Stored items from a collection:
═══
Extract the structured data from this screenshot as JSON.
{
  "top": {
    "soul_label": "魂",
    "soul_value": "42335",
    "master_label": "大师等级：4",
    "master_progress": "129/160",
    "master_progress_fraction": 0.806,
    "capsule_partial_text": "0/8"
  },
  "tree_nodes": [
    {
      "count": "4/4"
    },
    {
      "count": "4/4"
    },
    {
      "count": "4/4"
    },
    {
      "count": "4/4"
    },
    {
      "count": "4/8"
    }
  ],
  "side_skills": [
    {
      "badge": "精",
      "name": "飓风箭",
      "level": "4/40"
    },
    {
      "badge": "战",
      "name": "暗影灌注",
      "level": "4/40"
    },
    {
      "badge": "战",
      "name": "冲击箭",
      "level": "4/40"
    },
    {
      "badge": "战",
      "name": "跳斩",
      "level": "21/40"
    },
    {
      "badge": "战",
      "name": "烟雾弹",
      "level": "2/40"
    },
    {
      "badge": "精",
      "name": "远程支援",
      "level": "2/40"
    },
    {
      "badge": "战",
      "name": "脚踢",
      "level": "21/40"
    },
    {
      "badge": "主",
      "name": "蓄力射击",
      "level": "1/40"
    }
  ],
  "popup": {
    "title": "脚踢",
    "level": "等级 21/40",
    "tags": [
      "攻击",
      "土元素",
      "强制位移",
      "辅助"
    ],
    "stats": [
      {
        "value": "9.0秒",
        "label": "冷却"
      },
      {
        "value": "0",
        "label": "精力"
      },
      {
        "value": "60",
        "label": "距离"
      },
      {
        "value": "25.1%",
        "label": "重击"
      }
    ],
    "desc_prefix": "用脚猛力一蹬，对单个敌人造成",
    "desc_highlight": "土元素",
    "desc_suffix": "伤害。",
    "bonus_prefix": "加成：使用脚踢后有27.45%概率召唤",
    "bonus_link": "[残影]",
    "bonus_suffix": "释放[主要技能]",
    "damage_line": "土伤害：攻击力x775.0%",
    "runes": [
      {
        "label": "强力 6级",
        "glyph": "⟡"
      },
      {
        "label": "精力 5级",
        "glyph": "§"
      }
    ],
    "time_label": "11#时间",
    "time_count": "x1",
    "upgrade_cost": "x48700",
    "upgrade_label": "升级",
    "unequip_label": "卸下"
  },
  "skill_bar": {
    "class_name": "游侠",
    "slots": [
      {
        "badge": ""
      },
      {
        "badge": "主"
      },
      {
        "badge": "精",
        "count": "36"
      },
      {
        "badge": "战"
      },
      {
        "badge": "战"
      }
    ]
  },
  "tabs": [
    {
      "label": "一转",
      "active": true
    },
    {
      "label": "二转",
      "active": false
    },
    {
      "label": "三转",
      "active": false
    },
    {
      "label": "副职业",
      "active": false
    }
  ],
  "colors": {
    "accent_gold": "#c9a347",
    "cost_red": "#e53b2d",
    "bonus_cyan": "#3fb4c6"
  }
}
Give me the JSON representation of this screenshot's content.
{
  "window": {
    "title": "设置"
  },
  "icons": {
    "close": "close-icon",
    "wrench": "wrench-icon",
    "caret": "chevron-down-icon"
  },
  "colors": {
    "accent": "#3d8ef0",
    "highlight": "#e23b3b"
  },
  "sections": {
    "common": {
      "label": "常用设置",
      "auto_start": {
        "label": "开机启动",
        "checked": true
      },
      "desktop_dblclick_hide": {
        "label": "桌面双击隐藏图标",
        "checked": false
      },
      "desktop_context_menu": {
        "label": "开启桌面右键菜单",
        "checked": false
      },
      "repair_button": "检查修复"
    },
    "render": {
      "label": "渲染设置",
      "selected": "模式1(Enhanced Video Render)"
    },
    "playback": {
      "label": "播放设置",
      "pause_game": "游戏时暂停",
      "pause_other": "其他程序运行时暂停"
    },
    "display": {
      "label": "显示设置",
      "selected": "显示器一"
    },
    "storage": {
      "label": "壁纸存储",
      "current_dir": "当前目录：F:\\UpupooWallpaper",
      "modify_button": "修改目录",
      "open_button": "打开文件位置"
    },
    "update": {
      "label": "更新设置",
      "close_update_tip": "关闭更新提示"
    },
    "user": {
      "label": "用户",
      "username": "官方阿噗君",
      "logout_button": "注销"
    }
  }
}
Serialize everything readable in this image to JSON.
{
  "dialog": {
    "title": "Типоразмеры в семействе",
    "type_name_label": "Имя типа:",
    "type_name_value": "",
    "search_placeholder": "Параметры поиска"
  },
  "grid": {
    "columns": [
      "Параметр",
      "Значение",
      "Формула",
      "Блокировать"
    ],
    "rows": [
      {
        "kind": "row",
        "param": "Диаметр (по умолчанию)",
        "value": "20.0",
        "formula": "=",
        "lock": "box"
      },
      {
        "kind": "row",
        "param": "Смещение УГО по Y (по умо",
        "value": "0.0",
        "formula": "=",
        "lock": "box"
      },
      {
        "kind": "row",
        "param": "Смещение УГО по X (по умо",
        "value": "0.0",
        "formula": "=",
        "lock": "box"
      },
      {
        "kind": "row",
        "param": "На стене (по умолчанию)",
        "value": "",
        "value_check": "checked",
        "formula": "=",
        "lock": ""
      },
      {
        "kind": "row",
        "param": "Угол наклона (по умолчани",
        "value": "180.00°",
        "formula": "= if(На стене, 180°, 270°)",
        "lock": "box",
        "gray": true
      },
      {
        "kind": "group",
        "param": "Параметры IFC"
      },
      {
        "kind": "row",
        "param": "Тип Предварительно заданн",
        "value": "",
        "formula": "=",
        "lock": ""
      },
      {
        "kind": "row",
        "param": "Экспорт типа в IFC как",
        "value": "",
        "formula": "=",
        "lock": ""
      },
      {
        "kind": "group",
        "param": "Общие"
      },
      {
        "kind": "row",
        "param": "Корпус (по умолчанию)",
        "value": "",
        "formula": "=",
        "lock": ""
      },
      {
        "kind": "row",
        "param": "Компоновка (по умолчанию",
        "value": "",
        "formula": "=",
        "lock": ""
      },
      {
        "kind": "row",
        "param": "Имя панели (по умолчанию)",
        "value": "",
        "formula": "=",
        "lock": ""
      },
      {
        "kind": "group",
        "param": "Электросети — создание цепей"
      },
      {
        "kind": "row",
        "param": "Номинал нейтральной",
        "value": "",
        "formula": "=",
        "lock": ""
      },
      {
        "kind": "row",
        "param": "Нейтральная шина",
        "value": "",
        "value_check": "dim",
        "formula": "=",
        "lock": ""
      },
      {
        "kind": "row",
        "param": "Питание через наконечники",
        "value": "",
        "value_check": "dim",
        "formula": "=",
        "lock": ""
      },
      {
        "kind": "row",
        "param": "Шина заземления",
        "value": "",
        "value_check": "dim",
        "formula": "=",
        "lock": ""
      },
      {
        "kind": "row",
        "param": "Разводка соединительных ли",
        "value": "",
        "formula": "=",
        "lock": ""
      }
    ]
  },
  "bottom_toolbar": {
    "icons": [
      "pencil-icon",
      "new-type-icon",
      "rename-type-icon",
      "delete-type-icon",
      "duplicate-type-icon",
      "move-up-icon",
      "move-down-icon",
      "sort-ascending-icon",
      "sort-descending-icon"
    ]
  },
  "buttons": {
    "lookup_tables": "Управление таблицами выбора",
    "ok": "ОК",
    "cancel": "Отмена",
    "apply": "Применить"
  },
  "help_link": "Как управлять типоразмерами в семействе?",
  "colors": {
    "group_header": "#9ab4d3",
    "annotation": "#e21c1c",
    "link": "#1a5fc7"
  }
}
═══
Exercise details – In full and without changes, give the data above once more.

Result –
Extract the structured data from this screenshot as JSON.
{
  "top": {
    "soul_label": "魂",
    "soul_value": "42335",
    "master_label": "大师等级：4",
    "master_progress": "129/160",
    "master_progress_fraction": 0.806,
    "capsule_partial_text": "0/8"
  },
  "tree_nodes": [
    {
      "count": "4/4"
    },
    {
      "count": "4/4"
    },
    {
      "count": "4/4"
    },
    {
      "count": "4/4"
    },
    {
      "count": "4/8"
    }
  ],
  "side_skills": [
    {
      "badge": "精",
      "name": "飓风箭",
      "level": "4/40"
    },
    {
      "badge": "战",
      "name": "暗影灌注",
      "level": "4/40"
    },
    {
      "badge": "战",
      "name": "冲击箭",
      "level": "4/40"
    },
    {
      "badge": "战",
      "name": "跳斩",
      "level": "21/40"
    },
    {
      "badge": "战",
      "name": "烟雾弹",
      "level": "2/40"
    },
    {
      "badge": "精",
      "name": "远程支援",
      "level": "2/40"
    },
    {
      "badge": "战",
      "name": "脚踢",
      "level": "21/40"
    },
    {
      "badge": "主",
      "name": "蓄力射击",
      "level": "1/40"
    }
  ],
  "popup": {
    "title": "脚踢",
    "level": "等级 21/40",
    "tags": [
      "攻击",
      "土元素",
      "强制位移",
      "辅助"
    ],
    "stats": [
      {
        "value": "9.0秒",
        "label": "冷却"
      },
      {
        "value": "0",
        "label": "精力"
      },
      {
        "value": "60",
        "label": "距离"
      },
      {
        "value": "25.1%",
        "label": "重击"
      }
    ],
    "desc_prefix": "用脚猛力一蹬，对单个敌人造成",
    "desc_highlight": "土元素",
    "desc_suffix": "伤害。",
    "bonus_prefix": "加成：使用脚踢后有27.45%概率召唤",
    "bonus_link": "[残影]",
    "bonus_suffix": "释放[主要技能]",
    "damage_line": "土伤害：攻击力x775.0%",
    "runes": [
      {
        "label": "强力 6级",
        "glyph": "⟡"
      },
      {
        "label": "精力 5级",
        "glyph": "§"
      }
    ],
    "time_label": "11#时间",
    "time_count": "x1",
    "upgrade_cost": "x48700",
    "upgrade_label": "升级",
    "unequip_label": "卸下"
  },
  "skill_bar": {
    "class_name": "游侠",
    "slots": [
      {
        "badge": ""
      },
      {
        "badge": "主"
      },
      {
        "badge": "精",
        "count": "36"
      },
      {
        "badge": "战"
      },
      {
        "badge": "战"
      }
    ]
  },
  "tabs": [
    {
      "label": "一转",
      "active": true
    },
    {
      "label": "二转",
      "active": false
    },
    {
      "label": "三转",
      "active": false
    },
    {
      "label": "副职业",
      "active": false
    }
  ],
  "colors": {
    "accent_gold": "#c9a347",
    "cost_red": "#e53b2d",
    "bonus_cyan": "#3fb4c6"
  }
}
Give me the JSON representation of this screenshot's content.
{
  "window": {
    "title": "设置"
  },
  "icons": {
    "close": "close-icon",
    "wrench": "wrench-icon",
    "caret": "chevron-down-icon"
  },
  "colors": {
    "accent": "#3d8ef0",
    "highlight": "#e23b3b"
  },
  "sections": {
    "common": {
      "label": "常用设置",
      "auto_start": {
        "label": "开机启动",
        "checked": true
      },
      "desktop_dblclick_hide": {
        "label": "桌面双击隐藏图标",
        "checked": false
      },
      "desktop_context_menu": {
        "label": "开启桌面右键菜单",
        "checked": false
      },
      "repair_button": "检查修复"
    },
    "render": {
      "label": "渲染设置",
      "selected": "模式1(Enhanced Video Render)"
    },
    "playback": {
      "label": "播放设置",
      "pause_game": "游戏时暂停",
      "pause_other": "其他程序运行时暂停"
    },
    "display": {
      "label": "显示设置",
      "selected": "显示器一"
    },
    "storage": {
      "label": "壁纸存储",
      "current_dir": "当前目录：F:\\UpupooWallpaper",
      "modify_button": "修改目录",
      "open_button": "打开文件位置"
    },
    "update": {
      "label": "更新设置",
      "close_update_tip": "关闭更新提示"
    },
    "user": {
      "label": "用户",
      "username": "官方阿噗君",
      "logout_button": "注销"
    }
  }
}
Serialize everything readable in this image to JSON.
{
  "dialog": {
    "title": "Типоразмеры в семействе",
    "type_name_label": "Имя типа:",
    "type_name_value": "",
    "search_placeholder": "Параметры поиска"
  },
  "grid": {
    "columns": [
      "Параметр",
      "Значение",
      "Формула",
      "Блокировать"
    ],
    "rows": [
      {
        "kind": "row",
        "param": "Диаметр (по умолчанию)",
        "value": "20.0",
        "formula": "=",
        "lock": "box"
      },
      {
        "kind": "row",
        "param": "Смещение УГО по Y (по умо",
        "value": "0.0",
        "formula": "=",
        "lock": "box"
      },
      {
        "kind": "row",
        "param": "Смещение УГО по X (по умо",
        "value": "0.0",
        "formula": "=",
        "lock": "box"
      },
      {
        "kind": "row",
        "param": "На стене (по умолчанию)",
        "value": "",
        "value_check": "checked",
        "formula": "=",
        "lock": ""
      },
      {
        "kind": "row",
        "param": "Угол наклона (по умолчани",
        "value": "180.00°",
        "formula": "= if(На стене, 180°, 270°)",
        "lock": "box",
        "gray": true
      },
      {
        "kind": "group",
        "param": "Параметры IFC"
      },
      {
        "kind": "row",
        "param": "Тип Предварительно заданн",
        "value": "",
        "formula": "=",
        "lock": ""
      },
      {
        "kind": "row",
        "param": "Экспорт типа в IFC как",
        "value": "",
        "formula": "=",
        "lock": ""
      },
      {
        "kind": "group",
        "param": "Общие"
      },
      {
        "kind": "row",
        "param": "Корпус (по умолчанию)",
        "value": "",
        "formula": "=",
        "lock": ""
      },
      {
        "kind": "row",
        "param": "Компоновка (по умолчанию",
        "value": "",
        "formula": "=",
        "lock": ""
      },
      {
        "kind": "row",
        "param": "Имя панели (по умолчанию)",
        "value": "",
        "formula": "=",
        "lock": ""
      },
      {
        "kind": "group",
        "param": "Электросети — создание цепей"
      },
      {
        "kind": "row",
        "param": "Номинал нейтральной",
        "value": "",
        "formula": "=",
        "lock": ""
      },
      {
        "kind": "row",
        "param": "Нейтральная шина",
        "value": "",
        "value_check": "dim",
        "formula": "=",
        "lock": ""
      },
      {
        "kind": "row",
        "param": "Питание через наконечники",
        "value": "",
        "value_check": "dim",
        "formula": "=",
        "lock": ""
      },
      {
        "kind": "row",
        "param": "Шина заземления",
        "value": "",
        "value_check": "dim",
        "formula": "=",
        "lock": ""
      },
      {
        "kind": "row",
        "param": "Разводка соединительных ли",
        "value": "",
        "formula": "=",
        "lock": ""
      }
    ]
  },
  "bottom_toolbar": {
    "icons": [
      "pencil-icon",
      "new-type-icon",
      "rename-type-icon",
      "delete-type-icon",
      "duplicate-type-icon",
      "move-up-icon",
      "move-down-icon",
      "sort-ascending-icon",
      "sort-descending-icon"
    ]
  },
  "buttons": {
    "lookup_tables": "Управление таблицами выбора",
    "ok": "ОК",
    "cancel": "Отмена",
    "apply": "Применить"
  },
  "help_link": "Как управлять типоразмерами в семействе?",
  "colors": {
    "group_header": "#9ab4d3",
    "annotation": "#e21c1c",
    "link": "#1a5fc7"
  }
}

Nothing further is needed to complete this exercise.